» Task details
Among the entries, find each line that includes the string "frame" and list it.
Start of Data supplied
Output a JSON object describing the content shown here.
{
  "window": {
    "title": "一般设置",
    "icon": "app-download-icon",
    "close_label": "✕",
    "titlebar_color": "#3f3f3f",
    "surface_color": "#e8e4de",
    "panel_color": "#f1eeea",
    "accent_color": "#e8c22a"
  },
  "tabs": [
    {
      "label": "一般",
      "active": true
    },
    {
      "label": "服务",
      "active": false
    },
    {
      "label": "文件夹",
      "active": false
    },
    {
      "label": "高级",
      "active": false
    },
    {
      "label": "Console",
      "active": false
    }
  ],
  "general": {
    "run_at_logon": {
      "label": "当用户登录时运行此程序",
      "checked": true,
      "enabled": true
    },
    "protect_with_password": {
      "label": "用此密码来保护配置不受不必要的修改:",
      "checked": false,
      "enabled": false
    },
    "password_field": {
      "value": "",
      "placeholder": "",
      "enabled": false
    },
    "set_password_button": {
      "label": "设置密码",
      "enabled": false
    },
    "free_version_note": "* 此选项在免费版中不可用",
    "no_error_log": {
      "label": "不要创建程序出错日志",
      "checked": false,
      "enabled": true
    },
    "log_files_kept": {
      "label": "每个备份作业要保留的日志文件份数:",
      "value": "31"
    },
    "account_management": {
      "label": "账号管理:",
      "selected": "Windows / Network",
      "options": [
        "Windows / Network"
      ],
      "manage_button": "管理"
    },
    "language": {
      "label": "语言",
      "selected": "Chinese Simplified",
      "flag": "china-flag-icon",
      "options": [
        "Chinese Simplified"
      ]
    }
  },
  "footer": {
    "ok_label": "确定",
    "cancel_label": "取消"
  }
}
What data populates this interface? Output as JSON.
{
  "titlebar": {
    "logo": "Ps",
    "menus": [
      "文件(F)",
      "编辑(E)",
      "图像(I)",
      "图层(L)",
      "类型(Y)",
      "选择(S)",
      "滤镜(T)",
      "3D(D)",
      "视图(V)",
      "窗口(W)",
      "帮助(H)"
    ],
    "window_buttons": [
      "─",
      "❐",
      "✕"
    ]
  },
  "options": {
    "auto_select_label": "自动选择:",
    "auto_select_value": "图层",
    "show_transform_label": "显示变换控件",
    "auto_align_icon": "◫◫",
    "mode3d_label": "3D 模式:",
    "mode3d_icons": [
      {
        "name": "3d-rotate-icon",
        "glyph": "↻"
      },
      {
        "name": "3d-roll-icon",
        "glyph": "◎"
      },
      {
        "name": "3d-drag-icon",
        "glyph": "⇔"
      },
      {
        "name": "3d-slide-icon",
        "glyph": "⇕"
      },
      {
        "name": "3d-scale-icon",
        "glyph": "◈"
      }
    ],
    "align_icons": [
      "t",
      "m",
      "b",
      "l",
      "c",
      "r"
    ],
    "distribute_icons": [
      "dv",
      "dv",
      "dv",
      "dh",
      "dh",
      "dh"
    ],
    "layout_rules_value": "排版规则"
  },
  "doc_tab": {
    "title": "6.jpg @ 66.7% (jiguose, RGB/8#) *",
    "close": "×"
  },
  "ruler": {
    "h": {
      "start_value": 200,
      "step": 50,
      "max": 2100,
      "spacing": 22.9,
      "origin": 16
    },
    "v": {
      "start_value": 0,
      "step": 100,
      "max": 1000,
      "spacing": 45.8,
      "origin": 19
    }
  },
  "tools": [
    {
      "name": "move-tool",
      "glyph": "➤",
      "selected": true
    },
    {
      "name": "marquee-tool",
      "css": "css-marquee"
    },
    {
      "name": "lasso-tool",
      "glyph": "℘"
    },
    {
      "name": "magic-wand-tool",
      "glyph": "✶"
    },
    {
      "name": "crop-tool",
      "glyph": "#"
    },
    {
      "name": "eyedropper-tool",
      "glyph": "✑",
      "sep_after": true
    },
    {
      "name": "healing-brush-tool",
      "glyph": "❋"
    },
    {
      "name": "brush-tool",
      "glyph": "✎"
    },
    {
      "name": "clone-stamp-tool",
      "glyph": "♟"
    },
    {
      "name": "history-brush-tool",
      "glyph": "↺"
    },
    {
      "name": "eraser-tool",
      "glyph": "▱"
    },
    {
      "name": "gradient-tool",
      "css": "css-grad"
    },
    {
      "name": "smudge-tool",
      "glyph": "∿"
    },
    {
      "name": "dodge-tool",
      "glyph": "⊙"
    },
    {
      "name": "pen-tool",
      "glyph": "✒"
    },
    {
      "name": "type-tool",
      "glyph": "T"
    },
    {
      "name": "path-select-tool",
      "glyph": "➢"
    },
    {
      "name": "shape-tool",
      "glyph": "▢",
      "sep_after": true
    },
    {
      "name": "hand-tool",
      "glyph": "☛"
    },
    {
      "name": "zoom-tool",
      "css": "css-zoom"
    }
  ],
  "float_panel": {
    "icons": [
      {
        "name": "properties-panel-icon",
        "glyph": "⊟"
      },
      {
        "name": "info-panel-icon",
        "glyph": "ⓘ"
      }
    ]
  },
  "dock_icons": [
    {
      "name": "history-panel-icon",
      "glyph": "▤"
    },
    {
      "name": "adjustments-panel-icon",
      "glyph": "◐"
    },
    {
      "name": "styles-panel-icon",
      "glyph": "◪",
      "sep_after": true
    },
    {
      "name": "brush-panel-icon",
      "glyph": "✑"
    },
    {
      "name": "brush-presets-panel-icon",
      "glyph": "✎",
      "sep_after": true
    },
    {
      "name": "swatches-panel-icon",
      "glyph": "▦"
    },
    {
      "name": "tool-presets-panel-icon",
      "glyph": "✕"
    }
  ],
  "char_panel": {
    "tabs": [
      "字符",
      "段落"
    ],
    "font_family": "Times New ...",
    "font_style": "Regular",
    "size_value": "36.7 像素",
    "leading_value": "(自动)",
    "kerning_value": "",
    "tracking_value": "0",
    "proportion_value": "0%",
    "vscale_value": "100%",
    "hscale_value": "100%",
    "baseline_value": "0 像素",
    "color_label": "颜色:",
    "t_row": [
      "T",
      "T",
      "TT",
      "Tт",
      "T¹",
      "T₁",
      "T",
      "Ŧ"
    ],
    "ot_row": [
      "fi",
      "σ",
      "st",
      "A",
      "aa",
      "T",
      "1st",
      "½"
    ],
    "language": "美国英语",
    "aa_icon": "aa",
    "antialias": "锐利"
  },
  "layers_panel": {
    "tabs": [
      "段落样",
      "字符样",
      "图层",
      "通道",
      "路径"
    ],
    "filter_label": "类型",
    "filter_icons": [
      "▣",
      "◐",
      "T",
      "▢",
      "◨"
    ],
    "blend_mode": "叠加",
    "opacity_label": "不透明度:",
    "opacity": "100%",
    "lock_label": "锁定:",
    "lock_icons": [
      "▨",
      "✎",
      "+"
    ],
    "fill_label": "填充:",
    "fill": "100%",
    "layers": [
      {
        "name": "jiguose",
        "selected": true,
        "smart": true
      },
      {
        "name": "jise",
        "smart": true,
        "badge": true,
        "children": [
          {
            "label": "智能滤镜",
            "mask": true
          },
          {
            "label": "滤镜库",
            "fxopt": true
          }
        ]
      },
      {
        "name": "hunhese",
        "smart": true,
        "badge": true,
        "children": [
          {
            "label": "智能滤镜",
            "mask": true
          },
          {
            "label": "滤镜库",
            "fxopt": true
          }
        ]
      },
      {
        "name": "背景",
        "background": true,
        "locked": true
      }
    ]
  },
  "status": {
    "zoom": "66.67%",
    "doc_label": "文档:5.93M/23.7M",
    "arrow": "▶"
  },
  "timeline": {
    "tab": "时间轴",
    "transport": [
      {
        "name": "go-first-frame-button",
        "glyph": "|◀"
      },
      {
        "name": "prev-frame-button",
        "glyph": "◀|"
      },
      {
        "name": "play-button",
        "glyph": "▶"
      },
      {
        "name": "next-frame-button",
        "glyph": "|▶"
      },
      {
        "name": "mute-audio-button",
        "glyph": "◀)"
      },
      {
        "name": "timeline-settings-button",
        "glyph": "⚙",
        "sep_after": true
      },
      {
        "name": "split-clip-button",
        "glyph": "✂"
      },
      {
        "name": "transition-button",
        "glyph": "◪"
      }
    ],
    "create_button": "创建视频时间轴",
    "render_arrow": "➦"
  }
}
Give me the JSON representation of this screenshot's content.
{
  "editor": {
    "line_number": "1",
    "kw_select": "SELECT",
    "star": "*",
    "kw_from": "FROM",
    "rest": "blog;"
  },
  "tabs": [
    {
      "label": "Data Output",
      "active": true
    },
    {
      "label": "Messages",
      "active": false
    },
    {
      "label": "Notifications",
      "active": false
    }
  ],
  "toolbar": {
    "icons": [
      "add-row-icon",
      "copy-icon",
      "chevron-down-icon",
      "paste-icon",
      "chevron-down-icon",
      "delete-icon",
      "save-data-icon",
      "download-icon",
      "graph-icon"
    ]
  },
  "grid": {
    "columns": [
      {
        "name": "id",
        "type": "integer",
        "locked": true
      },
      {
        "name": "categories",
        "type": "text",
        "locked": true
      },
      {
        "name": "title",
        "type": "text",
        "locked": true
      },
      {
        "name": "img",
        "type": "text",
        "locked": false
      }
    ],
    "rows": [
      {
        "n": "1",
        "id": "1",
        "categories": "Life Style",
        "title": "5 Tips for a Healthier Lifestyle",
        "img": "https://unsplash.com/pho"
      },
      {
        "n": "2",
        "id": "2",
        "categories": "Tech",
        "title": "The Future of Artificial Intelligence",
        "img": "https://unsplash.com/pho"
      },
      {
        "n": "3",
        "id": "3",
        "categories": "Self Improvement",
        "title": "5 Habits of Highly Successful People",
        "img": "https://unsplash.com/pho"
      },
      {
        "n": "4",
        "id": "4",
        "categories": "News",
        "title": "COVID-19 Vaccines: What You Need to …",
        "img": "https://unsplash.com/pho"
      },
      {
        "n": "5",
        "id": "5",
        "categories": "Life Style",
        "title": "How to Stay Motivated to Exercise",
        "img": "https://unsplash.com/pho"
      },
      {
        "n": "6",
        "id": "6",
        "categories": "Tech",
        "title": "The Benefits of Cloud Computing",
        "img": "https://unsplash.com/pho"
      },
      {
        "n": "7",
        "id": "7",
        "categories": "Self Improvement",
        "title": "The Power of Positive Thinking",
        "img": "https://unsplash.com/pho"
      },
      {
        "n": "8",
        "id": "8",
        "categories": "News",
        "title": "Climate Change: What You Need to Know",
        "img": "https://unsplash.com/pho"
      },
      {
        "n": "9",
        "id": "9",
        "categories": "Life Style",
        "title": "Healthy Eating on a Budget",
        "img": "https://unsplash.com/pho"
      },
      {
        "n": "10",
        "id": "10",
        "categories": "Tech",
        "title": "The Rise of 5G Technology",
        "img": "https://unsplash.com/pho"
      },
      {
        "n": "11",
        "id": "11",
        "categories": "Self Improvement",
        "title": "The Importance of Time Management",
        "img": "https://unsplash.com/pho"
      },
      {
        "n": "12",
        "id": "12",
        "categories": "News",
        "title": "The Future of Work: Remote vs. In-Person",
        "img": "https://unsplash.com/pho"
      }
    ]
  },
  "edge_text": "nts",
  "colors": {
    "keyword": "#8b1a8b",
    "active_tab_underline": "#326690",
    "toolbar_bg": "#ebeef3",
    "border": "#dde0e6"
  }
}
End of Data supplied
» Exercise answer
        "name": "go-first-frame-button",
        "name": "prev-frame-button",
        "name": "next-frame-button",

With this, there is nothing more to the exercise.